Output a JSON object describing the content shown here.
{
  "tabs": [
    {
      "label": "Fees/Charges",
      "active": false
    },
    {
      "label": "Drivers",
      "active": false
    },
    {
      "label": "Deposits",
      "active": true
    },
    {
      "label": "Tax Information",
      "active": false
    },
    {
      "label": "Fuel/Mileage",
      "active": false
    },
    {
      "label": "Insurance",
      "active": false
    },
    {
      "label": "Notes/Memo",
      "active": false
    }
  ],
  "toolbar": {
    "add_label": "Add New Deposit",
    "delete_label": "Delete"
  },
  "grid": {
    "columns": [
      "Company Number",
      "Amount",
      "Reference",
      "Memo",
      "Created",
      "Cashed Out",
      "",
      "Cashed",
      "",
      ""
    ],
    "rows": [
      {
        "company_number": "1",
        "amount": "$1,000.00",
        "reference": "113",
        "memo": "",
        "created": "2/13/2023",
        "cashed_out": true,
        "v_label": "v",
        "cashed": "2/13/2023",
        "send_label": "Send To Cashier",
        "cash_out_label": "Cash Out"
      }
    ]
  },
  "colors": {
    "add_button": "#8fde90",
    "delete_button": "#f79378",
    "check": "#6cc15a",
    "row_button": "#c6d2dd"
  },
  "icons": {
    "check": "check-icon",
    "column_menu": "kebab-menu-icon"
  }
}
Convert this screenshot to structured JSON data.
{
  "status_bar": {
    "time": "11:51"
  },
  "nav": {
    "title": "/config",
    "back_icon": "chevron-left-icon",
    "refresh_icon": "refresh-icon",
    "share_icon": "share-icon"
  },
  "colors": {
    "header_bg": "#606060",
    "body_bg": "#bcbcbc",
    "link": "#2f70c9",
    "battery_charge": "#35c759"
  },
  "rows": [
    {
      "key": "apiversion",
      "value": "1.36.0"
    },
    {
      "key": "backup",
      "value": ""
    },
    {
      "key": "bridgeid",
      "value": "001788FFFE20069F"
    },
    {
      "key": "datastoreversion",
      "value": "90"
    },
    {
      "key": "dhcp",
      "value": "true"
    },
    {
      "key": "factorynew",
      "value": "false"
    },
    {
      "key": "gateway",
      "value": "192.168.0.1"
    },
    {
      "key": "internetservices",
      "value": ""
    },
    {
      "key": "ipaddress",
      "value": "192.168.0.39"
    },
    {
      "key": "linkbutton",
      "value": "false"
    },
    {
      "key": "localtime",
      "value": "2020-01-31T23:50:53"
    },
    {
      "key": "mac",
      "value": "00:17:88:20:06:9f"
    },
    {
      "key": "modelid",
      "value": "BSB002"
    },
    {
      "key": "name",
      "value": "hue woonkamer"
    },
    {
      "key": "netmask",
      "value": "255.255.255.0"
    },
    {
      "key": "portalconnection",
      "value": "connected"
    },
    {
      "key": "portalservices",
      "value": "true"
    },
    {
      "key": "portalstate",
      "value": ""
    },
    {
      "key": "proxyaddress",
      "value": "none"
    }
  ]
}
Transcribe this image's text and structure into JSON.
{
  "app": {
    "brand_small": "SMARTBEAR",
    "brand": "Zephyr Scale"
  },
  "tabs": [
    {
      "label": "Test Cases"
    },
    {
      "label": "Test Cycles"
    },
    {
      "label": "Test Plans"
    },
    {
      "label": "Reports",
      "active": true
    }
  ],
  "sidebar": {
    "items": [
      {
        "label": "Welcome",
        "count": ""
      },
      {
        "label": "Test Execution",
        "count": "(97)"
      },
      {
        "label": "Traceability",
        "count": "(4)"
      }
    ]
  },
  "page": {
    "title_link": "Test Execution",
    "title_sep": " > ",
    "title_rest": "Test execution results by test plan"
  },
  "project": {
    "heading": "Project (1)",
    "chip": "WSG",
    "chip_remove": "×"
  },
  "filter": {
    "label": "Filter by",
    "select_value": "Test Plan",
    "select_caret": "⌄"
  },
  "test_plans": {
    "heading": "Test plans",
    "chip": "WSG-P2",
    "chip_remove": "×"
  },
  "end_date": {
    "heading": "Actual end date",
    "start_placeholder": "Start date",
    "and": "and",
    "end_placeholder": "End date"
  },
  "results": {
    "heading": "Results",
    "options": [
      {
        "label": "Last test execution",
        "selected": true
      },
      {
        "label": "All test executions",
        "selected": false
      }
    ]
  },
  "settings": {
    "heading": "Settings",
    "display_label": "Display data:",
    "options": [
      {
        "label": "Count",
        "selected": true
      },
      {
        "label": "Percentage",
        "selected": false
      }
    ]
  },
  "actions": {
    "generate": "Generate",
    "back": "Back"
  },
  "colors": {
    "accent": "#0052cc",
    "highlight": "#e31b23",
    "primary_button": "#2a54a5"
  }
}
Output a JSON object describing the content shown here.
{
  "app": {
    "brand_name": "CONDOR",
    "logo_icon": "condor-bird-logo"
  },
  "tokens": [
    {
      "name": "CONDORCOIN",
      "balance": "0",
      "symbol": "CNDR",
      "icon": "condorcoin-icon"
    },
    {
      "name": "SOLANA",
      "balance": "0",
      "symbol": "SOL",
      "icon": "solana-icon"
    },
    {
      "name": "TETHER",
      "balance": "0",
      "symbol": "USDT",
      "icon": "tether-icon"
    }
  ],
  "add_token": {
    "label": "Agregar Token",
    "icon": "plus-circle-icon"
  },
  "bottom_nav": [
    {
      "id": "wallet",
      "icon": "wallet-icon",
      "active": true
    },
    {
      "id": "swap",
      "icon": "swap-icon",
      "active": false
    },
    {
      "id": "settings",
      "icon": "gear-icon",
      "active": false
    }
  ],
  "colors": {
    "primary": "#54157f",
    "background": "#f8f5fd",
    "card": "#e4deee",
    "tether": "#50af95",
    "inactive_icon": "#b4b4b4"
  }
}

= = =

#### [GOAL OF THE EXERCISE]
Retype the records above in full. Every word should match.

#### [SOLUTION FOR THIS EXERCISE]
Output a JSON object describing the content shown here.
{
  "tabs": [
    {
      "label": "Fees/Charges",
      "active": false
    },
    {
      "label": "Drivers",
      "active": false
    },
    {
      "label": "Deposits",
      "active": true
    },
    {
      "label": "Tax Information",
      "active": false
    },
    {
      "label": "Fuel/Mileage",
      "active": false
    },
    {
      "label": "Insurance",
      "active": false
    },
    {
      "label": "Notes/Memo",
      "active": false
    }
  ],
  "toolbar": {
    "add_label": "Add New Deposit",
    "delete_label": "Delete"
  },
  "grid": {
    "columns": [
      "Company Number",
      "Amount",
      "Reference",
      "Memo",
      "Created",
      "Cashed Out",
      "",
      "Cashed",
      "",
      ""
    ],
    "rows": [
      {
        "company_number": "1",
        "amount": "$1,000.00",
        "reference": "113",
        "memo": "",
        "created": "2/13/2023",
        "cashed_out": true,
        "v_label": "v",
        "cashed": "2/13/2023",
        "send_label": "Send To Cashier",
        "cash_out_label": "Cash Out"
      }
    ]
  },
  "colors": {
    "add_button": "#8fde90",
    "delete_button": "#f79378",
    "check": "#6cc15a",
    "row_button": "#c6d2dd"
  },
  "icons": {
    "check": "check-icon",
    "column_menu": "kebab-menu-icon"
  }
}
Convert this screenshot to structured JSON data.
{
  "status_bar": {
    "time": "11:51"
  },
  "nav": {
    "title": "/config",
    "back_icon": "chevron-left-icon",
    "refresh_icon": "refresh-icon",
    "share_icon": "share-icon"
  },
  "colors": {
    "header_bg": "#606060",
    "body_bg": "#bcbcbc",
    "link": "#2f70c9",
    "battery_charge": "#35c759"
  },
  "rows": [
    {
      "key": "apiversion",
      "value": "1.36.0"
    },
    {
      "key": "backup",
      "value": ""
    },
    {
      "key": "bridgeid",
      "value": "001788FFFE20069F"
    },
    {
      "key": "datastoreversion",
      "value": "90"
    },
    {
      "key": "dhcp",
      "value": "true"
    },
    {
      "key": "factorynew",
      "value": "false"
    },
    {
      "key": "gateway",
      "value": "192.168.0.1"
    },
    {
      "key": "internetservices",
      "value": ""
    },
    {
      "key": "ipaddress",
      "value": "192.168.0.39"
    },
    {
      "key": "linkbutton",
      "value": "false"
    },
    {
      "key": "localtime",
      "value": "2020-01-31T23:50:53"
    },
    {
      "key": "mac",
      "value": "00:17:88:20:06:9f"
    },
    {
      "key": "modelid",
      "value": "BSB002"
    },
    {
      "key": "name",
      "value": "hue woonkamer"
    },
    {
      "key": "netmask",
      "value": "255.255.255.0"
    },
    {
      "key": "portalconnection",
      "value": "connected"
    },
    {
      "key": "portalservices",
      "value": "true"
    },
    {
      "key": "portalstate",
      "value": ""
    },
    {
      "key": "proxyaddress",
      "value": "none"
    }
  ]
}
Transcribe this image's text and structure into JSON.
{
  "app": {
    "brand_small": "SMARTBEAR",
    "brand": "Zephyr Scale"
  },
  "tabs": [
    {
      "label": "Test Cases"
    },
    {
      "label": "Test Cycles"
    },
    {
      "label": "Test Plans"
    },
    {
      "label": "Reports",
      "active": true
    }
  ],
  "sidebar": {
    "items": [
      {
        "label": "Welcome",
        "count": ""
      },
      {
        "label": "Test Execution",
        "count": "(97)"
      },
      {
        "label": "Traceability",
        "count": "(4)"
      }
    ]
  },
  "page": {
    "title_link": "Test Execution",
    "title_sep": " > ",
    "title_rest": "Test execution results by test plan"
  },
  "project": {
    "heading": "Project (1)",
    "chip": "WSG",
    "chip_remove": "×"
  },
  "filter": {
    "label": "Filter by",
    "select_value": "Test Plan",
    "select_caret": "⌄"
  },
  "test_plans": {
    "heading": "Test plans",
    "chip": "WSG-P2",
    "chip_remove": "×"
  },
  "end_date": {
    "heading": "Actual end date",
    "start_placeholder": "Start date",
    "and": "and",
    "end_placeholder": "End date"
  },
  "results": {
    "heading": "Results",
    "options": [
      {
        "label": "Last test execution",
        "selected": true
      },
      {
        "label": "All test executions",
        "selected": false
      }
    ]
  },
  "settings": {
    "heading": "Settings",
    "display_label": "Display data:",
    "options": [
      {
        "label": "Count",
        "selected": true
      },
      {
        "label": "Percentage",
        "selected": false
      }
    ]
  },
  "actions": {
    "generate": "Generate",
    "back": "Back"
  },
  "colors": {
    "accent": "#0052cc",
    "highlight": "#e31b23",
    "primary_button": "#2a54a5"
  }
}
Output a JSON object describing the content shown here.
{
  "app": {
    "brand_name": "CONDOR",
    "logo_icon": "condor-bird-logo"
  },
  "tokens": [
    {
      "name": "CONDORCOIN",
      "balance": "0",
      "symbol": "CNDR",
      "icon": "condorcoin-icon"
    },
    {
      "name": "SOLANA",
      "balance": "0",
      "symbol": "SOL",
      "icon": "solana-icon"
    },
    {
      "name": "TETHER",
      "balance": "0",
      "symbol": "USDT",
      "icon": "tether-icon"
    }
  ],
  "add_token": {
    "label": "Agregar Token",
    "icon": "plus-circle-icon"
  },
  "bottom_nav": [
    {
      "id": "wallet",
      "icon": "wallet-icon",
      "active": true
    },
    {
      "id": "swap",
      "icon": "swap-icon",
      "active": false
    },
    {
      "id": "settings",
      "icon": "gear-icon",
      "active": false
    }
  ],
  "colors": {
    "primary": "#54157f",
    "background": "#f8f5fd",
    "card": "#e4deee",
    "tether": "#50af95",
    "inactive_icon": "#b4b4b4"
  }
}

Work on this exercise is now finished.